But school officials re-labeled the trip as an “educational field trip” and used taxpayer funds to cover nearly the entire tab, including airfare and hotel rooms for the four-day trek to the Orlando theme park, resulting in about 80 percent of the 227 seniors at Shoreham-Wading River participating in the trip.

The bill: nearly $153,000.

District officials are now scrambling to appease angry taxpayers tasked with voting on the district’s proposed budget for next year in less than a month.

“It’s a huge stretch to think that the Florida trip, where some of the kids went to Epcot (international theme park), is educational,” local resident Robert Badalian said at the April 5 board meeting. “I don’t deny that the kids have the opportunity to go, but to think that that is an educational trip – that taxpayers are funding almost its entirety this past year – is just outrageous.”

“To be funded by the school or by the school district is not teaching them very much at all,” taxpayer Melissa Frey told WABC. “They should be taught to raise the money for themselves if they want to value their trip at all.”

Superintendent Neil Lederer seems to be getting the message.

“Look, it’s a stretch. It’s a stretch,” he said. “But I’ve worked with the board of education over the last three to four months to modify that position. It’s not going to be the case going forward. That’s the important thing – that people realize that the budget that they will vote on will not cover trips to that extent. They will only cover the educational aspects of the trip.”

The school board approved the 2017 expense for the senior trip based on Lederer recommendation after consulting with the district attorney last summer, Newsday reports.

About $56,000 of the funding came from an employee benefits account to cover the costs, Glen Arcuri, assistant superintendent for finance.

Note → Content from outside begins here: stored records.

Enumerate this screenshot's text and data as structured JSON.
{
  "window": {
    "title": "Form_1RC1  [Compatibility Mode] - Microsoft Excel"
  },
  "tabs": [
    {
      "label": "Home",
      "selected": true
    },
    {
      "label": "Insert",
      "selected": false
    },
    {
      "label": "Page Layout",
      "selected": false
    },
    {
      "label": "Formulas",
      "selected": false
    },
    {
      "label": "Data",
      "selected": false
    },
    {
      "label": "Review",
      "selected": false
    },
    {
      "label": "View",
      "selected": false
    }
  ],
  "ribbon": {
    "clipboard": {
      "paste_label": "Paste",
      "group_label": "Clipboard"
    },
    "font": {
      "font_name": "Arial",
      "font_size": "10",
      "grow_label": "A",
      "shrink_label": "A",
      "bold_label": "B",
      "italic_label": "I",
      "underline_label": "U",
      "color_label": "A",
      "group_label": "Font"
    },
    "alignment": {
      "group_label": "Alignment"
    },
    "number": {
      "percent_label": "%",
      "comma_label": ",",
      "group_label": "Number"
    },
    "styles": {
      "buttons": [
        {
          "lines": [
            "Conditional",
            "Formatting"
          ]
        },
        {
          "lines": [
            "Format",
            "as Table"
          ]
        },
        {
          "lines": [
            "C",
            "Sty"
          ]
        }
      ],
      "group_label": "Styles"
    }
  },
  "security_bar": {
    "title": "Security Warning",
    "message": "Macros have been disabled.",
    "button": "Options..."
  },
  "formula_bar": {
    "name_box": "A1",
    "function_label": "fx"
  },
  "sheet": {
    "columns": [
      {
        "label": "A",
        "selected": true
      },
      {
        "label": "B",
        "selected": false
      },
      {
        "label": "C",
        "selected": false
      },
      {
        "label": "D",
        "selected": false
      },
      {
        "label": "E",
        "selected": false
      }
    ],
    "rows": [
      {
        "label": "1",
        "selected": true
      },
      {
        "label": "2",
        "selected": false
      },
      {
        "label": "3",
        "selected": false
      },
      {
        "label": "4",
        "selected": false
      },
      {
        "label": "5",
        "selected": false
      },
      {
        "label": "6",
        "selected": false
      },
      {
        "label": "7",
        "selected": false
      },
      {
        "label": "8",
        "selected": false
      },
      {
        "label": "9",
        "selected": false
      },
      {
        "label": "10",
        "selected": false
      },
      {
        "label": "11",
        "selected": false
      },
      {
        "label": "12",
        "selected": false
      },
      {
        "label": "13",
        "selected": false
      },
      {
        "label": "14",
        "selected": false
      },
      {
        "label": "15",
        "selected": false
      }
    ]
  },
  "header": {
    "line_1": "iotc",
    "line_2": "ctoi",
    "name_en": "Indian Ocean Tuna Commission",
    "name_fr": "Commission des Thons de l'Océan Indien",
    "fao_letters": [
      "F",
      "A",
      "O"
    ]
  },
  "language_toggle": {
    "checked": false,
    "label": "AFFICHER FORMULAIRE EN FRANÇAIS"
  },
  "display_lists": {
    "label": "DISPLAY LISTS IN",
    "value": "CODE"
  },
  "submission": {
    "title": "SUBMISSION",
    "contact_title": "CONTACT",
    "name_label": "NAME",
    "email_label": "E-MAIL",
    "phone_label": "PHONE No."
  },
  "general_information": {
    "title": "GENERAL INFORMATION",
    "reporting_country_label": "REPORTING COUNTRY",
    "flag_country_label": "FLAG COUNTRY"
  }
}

Last year, students raised funds and paid about $930 each for the trip, but the taxpayer funding reduced that cost to $200 per student for 2017.

Lederer told students this year that they must be prepared to explain the educational components of the March 1-4 trip upon their return, and several attempted to link aspects of the trip to the district’s curriculum during a PowerPoint presentation at the April 5 board meeting.

Student Robert Joannou told those in attendance that he learned about culture and responsibility during the vacation.

“It’s just our first time being on our own – really without our parents – budgeting time, money, transportation, being responsible,” he said. “It made me want to learn more about the world and the diverse cultures that each countries (represented in the parks) had within.”

Regardless, many parents weren’t buying it.

“For a cultural experience, there are much better, closer alternatives, such as the city, Chinatown, many of the museums that it has to offer,” resident George Roberts said.

“No, just no,” another resident told WABC. “I would find something other than Disney for education…I think someone may have dropped the ball on this one.”

District officials issued a prepared statement about the situation that attempted to justify the $153,000 trip, but also promised “the District has allotted significantly less funding in the 2017-18 budget for school sponsored trips.

“Although we have, and will continue to financially support these excursions, funding will only support the educational components of the trip, and may not include logistical planning such as food, transportation and lodging,” the statement read, according to News 12.

Lederer is also taking personal responsibility for the excessive spending.

“If you’re going to look at anybody for making poor judgment, in going forward with the present, the trip that occurred this year, in this academic year, then it would be me,” he told residents at the board meeting. “As superintendent, I’m responsible for all decisions.”